This is a great question. There are two main points to Lucretius' poem. First, Lucretius seeks to free people from the fear of death. Second, he seeks to free people from the fear of the gods.
With this stated, Lucretius offers three arguments to persuade his audience. First, he argues from the point of view of atomic theory. In other words, he gives a physical explanation of how the world works to disabuse people from any kind of fear. The assumption is that people are less likely to fear something that they can understand. Lucretius famously says in 1.158:
Nam is de nilo fierent, ex omnibus rebus omne genus nasci posset, nil semine egeret. "For if things emerged from nothing, then all kinds of things could come from all things, nothing would want a seed."
Second, he offers empirical evidence to argue against what people consider the acts of the gods.
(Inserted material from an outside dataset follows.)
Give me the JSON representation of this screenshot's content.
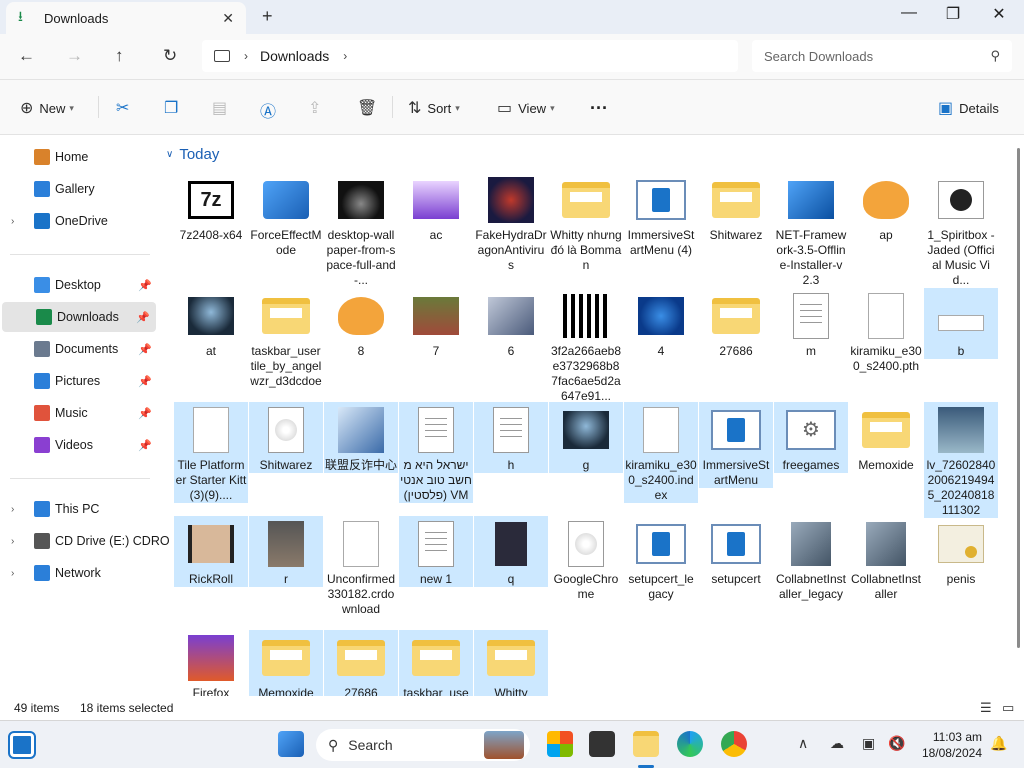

In other words, the gods do not really interfere in the lives of people. For this reason, they do not punish people. Hence, people should not fear the gods.
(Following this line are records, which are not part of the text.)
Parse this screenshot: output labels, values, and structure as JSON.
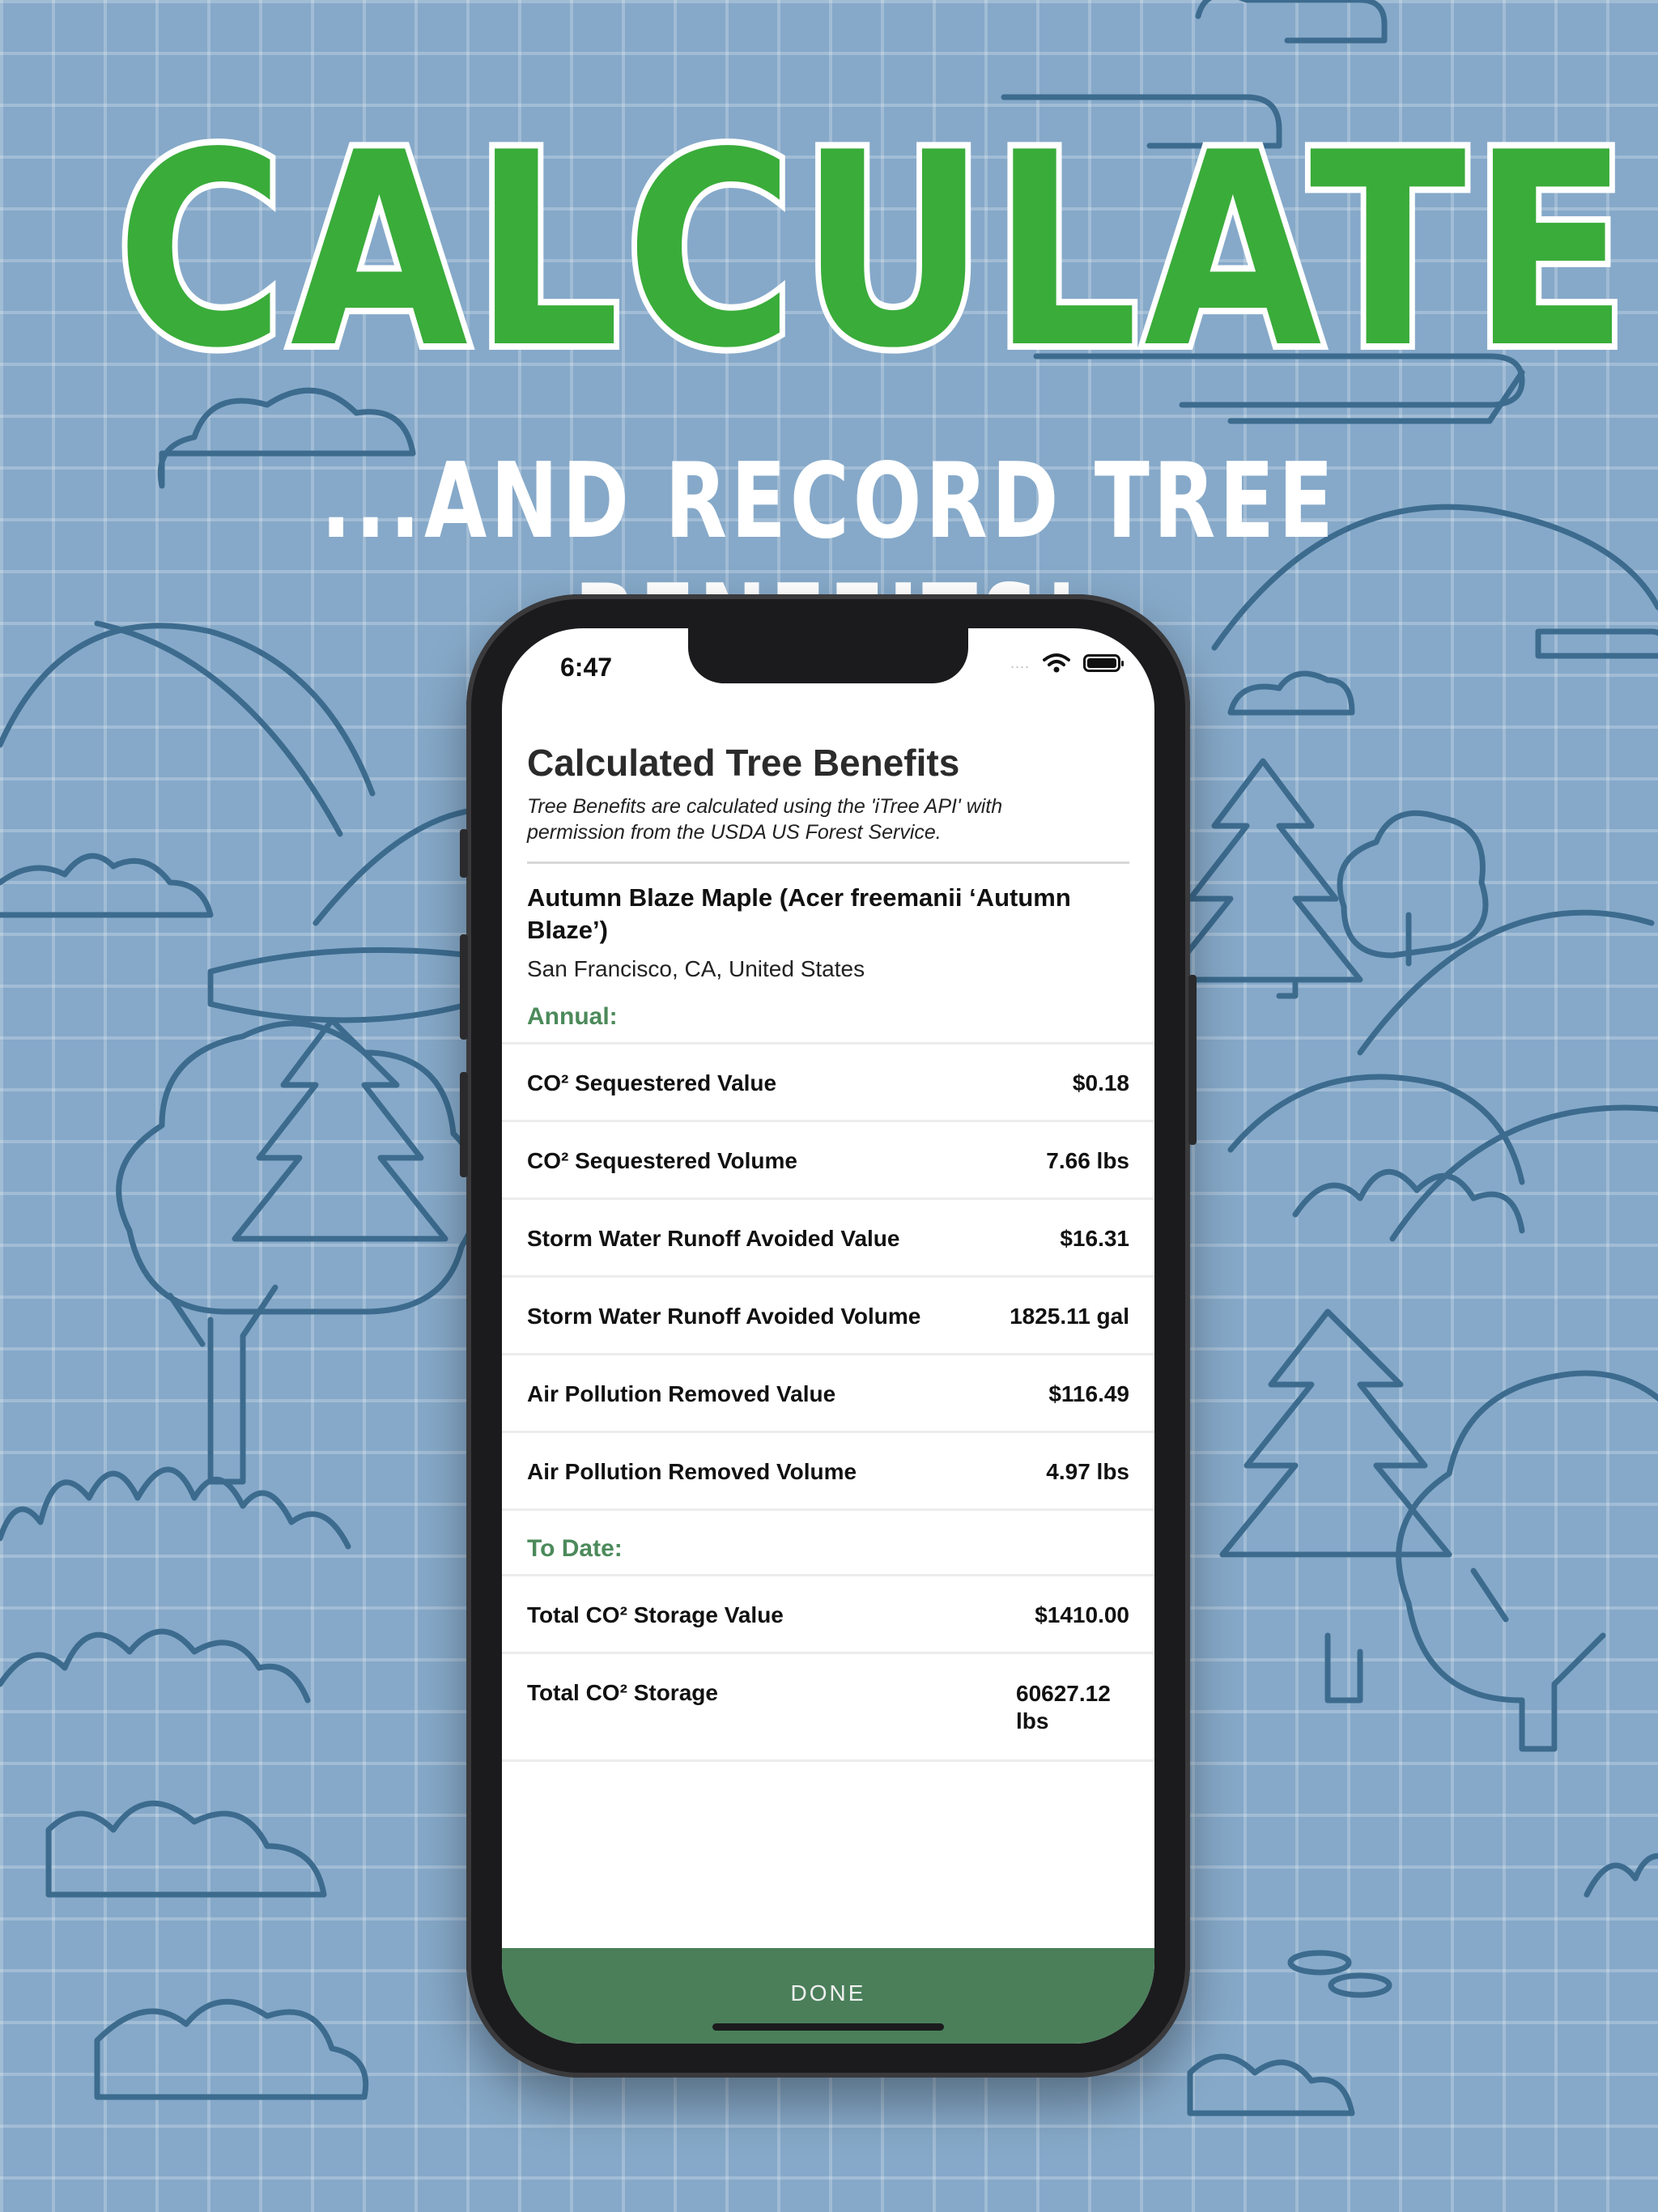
{
  "headline": {
    "main": "CALCULATE",
    "sub": "...AND RECORD TREE BENEFITS!"
  },
  "status_bar": {
    "time": "6:47",
    "signal_dots": "....",
    "wifi_icon": "wifi-icon",
    "battery_icon": "battery-icon"
  },
  "screen": {
    "title": "Calculated Tree Benefits",
    "note": "Tree Benefits are calculated using the 'iTree API' with permission from the USDA US Forest Service.",
    "tree_name": "Autumn Blaze Maple (Acer freemanii ‘Autumn Blaze’)",
    "location": "San Francisco, CA, United States",
    "annual_heading": "Annual:",
    "annual_rows": [
      {
        "label": "CO² Sequestered Value",
        "value": "$0.18"
      },
      {
        "label": "CO² Sequestered Volume",
        "value": "7.66 lbs"
      },
      {
        "label": "Storm Water Runoff Avoided Value",
        "value": "$16.31"
      },
      {
        "label": "Storm Water Runoff Avoided Volume",
        "value": "1825.11 gal"
      },
      {
        "label": "Air Pollution Removed Value",
        "value": "$116.49"
      },
      {
        "label": "Air Pollution Removed Volume",
        "value": "4.97 lbs"
      }
    ],
    "to_date_heading": "To Date:",
    "to_date_rows": [
      {
        "label": "Total CO² Storage Value",
        "value": "$1410.00"
      },
      {
        "label": "Total CO² Storage",
        "value": "60627.12 lbs"
      }
    ],
    "done_label": "DONE"
  },
  "colors": {
    "background": "#86a9c9",
    "headline_green": "#3aac3a",
    "section_green": "#4c8a5b",
    "done_bar": "#4a7f5a"
  }
}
Finally, he offers examples of religious convictions, which have gone awry, to show the dangers of following in the logical footsteps of traditional religion. In short, Lucretius desires people to follow in the footsteps of Epicurus.